Her lawyers told journalists in the capital Naypyitaw they were allowed to meet with Suu Kyi for 30 minutes before the hearing to discuss the case. They said the 75-year-old Nobel Peace laureate sounded and looked healthy, and wished the people of Myanmar good health.
Suu Kyi also issued a defiant message about her National League for Democracy party, saying “our party grew out of the people so it will exist as long as people support it.”
The lawyers also briefly met with ousted President Win Myint, who served in the government Suu Kyi led as state counsellor.
Suu Kyi has been detained since the coup. She is facing multiple criminal charges, the most serious an allegation that she accepted $600,000 in illegal payments. She has also been charged with the possession of unlicensed walkie-talkies, violating COVID-19 restrictions, breaching telecommunication laws and incitement to cause public unrest.
The civilian government was overthrown nearly three months after the NLD won parliamentary elections in a landslide. The junta has cited widespread electoral fraud in the November 8 election as a reason for the coup, an allegation the civilian electoral commission denied. The junta has threatened to dissolve the NLD over the allegations.
The coup triggered a crisis in the Southeast Asian country that led to deadly anti-junta demonstrations and clashes between several armed ethnic groups and the ruling junta.
In a campaign to quell the protests, the government has killed more than 800 protesters and bystanders since the takeover, according to the Assistance Association for Political Prisoners, which tracks casualties and arrests.
There is also a growing humanitarian crisis in Myanmar.
The U.N. special envoy on Myanmar, Christine Schraner Burgener, told reporters Monday that food insecurity is growing as access to money is becoming more difficult.
“In the coming 3 to 6 months, we will probably have 3.4 million people who could be at risk of food insecurity due to the economic slowdown provoked by the political crisis,” she told reporters in a video briefing from Bangkok.

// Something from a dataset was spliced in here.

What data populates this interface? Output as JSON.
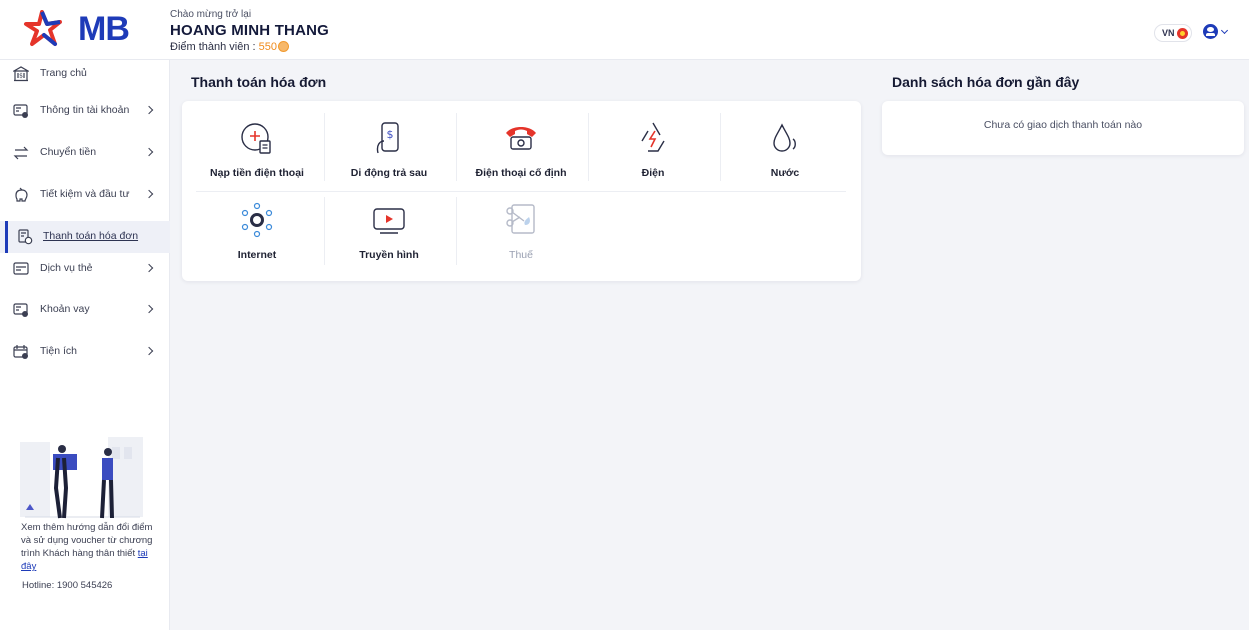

The envoy has been in the region for more than six weeks, meeting with regional leaders as she tries to get approval from the junta to enter Myanmar. On Tuesday, she will travel to Japan to meet with the foreign minister and Japan’s special envoy for Myanmar to continue her efforts to find a peaceful solution to the situation.

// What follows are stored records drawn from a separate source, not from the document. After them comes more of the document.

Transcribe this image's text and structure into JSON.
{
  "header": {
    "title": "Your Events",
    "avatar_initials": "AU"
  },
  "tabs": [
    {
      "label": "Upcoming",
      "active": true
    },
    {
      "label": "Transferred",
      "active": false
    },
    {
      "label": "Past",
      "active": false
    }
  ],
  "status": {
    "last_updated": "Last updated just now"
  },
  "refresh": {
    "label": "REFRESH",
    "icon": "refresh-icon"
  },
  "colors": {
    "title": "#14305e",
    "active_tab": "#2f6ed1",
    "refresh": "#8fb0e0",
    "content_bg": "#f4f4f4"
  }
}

U.N. Correspondent Margaret Besheer contributed to this report.